Tyranny’s abrupt ending left me wanting more of Obsidian’s villainous RPG. But modest sales convinced me that my days striding across the Tiers, judging peasants for my distant Overlord, were over. Then Bastard’s Wound was announced, promising a chance to return to that war-torn world. I should have stayed at home.
Wanna know what we thought of the base game? Check out our Tyranny review.
Instead of following through on what Tyranny sets up during its closing moments, Bastard’s Wound actually takes place before the final quest, and can be started during Act 2. It’s largely detached from the rest of the game, including the main quest, set as it is in a secret settlement hidden inside the forbidden Old Walls.
A vague missive draws the party to the titular region, where things quickly become a little bit conservative for what is normally a subversive game. It’s a town with problems, and you’re just the hero to solve them. That mostly involves delving into a dungeon below the Old Walls and fighting a bunch of monsters, mercenaries, and sick people.
It’s a brief and conventional quest, though thankfully elevated by Obsidian’s slick writing and the option to play many shades of arsehole. Or you can be nice. Or pragmatic. What I’m saying is, despite the setup being pretty by-the-numbers, there’s still a lot of flexibility in how you can approach every conversation and potentially hostile encounter.
You can, for instance, immediately put the entire settlement to the sword since they’re breaking Kyros’s laws by living there. I opted to help out of the kindness of my heart… ok, I said I’d help because they paid me, and also because I was plotting to take over the settlement and start up my own little rogue state in the middle of the Tiers. Up yours, Kyros!
The expansion feels largely extraneous, though. It fleshes out the world a bit, adding some extra flavour to Kyros’s conquest of the Tiers, but it’s jarring going from world-shattering Fatebinder business to a random quest in a hole in a wall. The diversion seems very out of place when there are so many more important crises flaring up. Especially if, like me, you load up your old save.
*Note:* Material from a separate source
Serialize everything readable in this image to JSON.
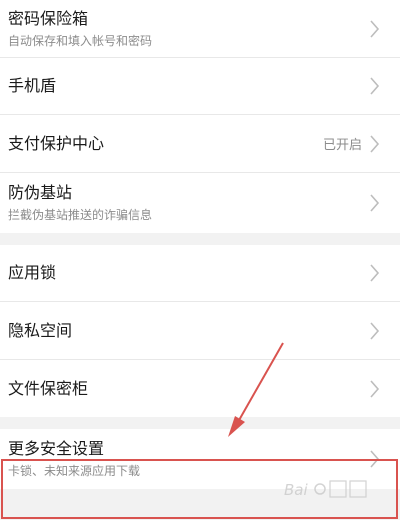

I embarked upon this adventure in a world where I’d already either killed or subjugated the other Archons and made my disdain for the Overlord quite clear. Momentous things were on the horizon. But Bastard’s Wound seems to ignore the state of the world entirely. Nerat, Ashe, and Tunon, for instance, are mentioned as if they’re still my superiors and breathing, and there’s curiously little said about any of the major plot moments that make up the rest of the game.
Unfortunately, I encountered some progress-halting bugs, too. Lantry’s companion quest ended before I actually finished it, leaving a conversation he said we needed to have unspoken. It turns out that, because I’d killed another character, Lantry was upset with me. This concluded the quest, but because of a bug, I had an entirely different exchange with him that implied I could continue it.
This also reveals another problem with Bastard’s Wound, though it’s a design one this time. When I got all stabby and upset my buddy, I was just acting like a Fatebinder – it was the only thing I could do at the time, aside from simply not doing anything at all. But that locked me out of the rest of the quest; a quest, I should add, that hinted at one of the few interesting implications about Kyros in the entire expansion. It feels a lot like being punished for being evil in a game about being evil. I’m fine with it going in a different direction because Lantry’s in a huff, but for it to end so unceremoniously was anticlimactic. Worse, it meant all the work I’d done beforehand was a waste of time.
And what a pain in the arse the quest was, sending me down into a dungeon to search around for hidden objects that would only appear when Lantry got close to them. What would normally be just a dull piece of busywork became endlessly frustrating when I couldn’t find the last item because it wasn’t reacting to Lantry’s proximity. It did eventually, but only after I tried for hours, gave up, and left the task for a full day.
Yet this companion quest, and the other two for Verse and Barik, are the only reasons to play Bastard’s Wound. They feel connected to the rest of Tyranny by virtue of focusing on characters we’re already familiar with. Their connection to the hidden village, however, is tenuous at best, feeling more like quests that were cut from the main game.
It’s worth noting at this point that the Verse and Barik quests won’t even trigger if you play the expansion after Act 2, something I had to confirm with Obsidian since it is not made clear anywhere else. So if you were hoping to experience everything Bastard’s Wound has to offer with a pre-existing character, you had better have some old saves.
Hoping the bugs were behind me, I set about continuing the adventure, only to realise that my quest log was empty. At first, I assumed I had encountered yet another bug, but I’d actually finished the expansion. There was no fanfare, no closure, no indication that I was done at all. It is an even more abrupt ending than the one in the base game. I had performed a couple of tasks and wandered around an underground maze for a bit, and that was my lot. It certainly wasn’t enough time for me to give a hoot about any of the new characters who crop up, or their ramshackle village.
I sincerely hope this isn’t the last we will see of Tyranny, because – in its current state – it has ended with a whimper, absent of a single fight or NPC who could be characterised as memorable, or quests that would inspire anyone to start the game all over again. Obsidian’s dark RPG deserves a better expansion than Bastard’s Wound.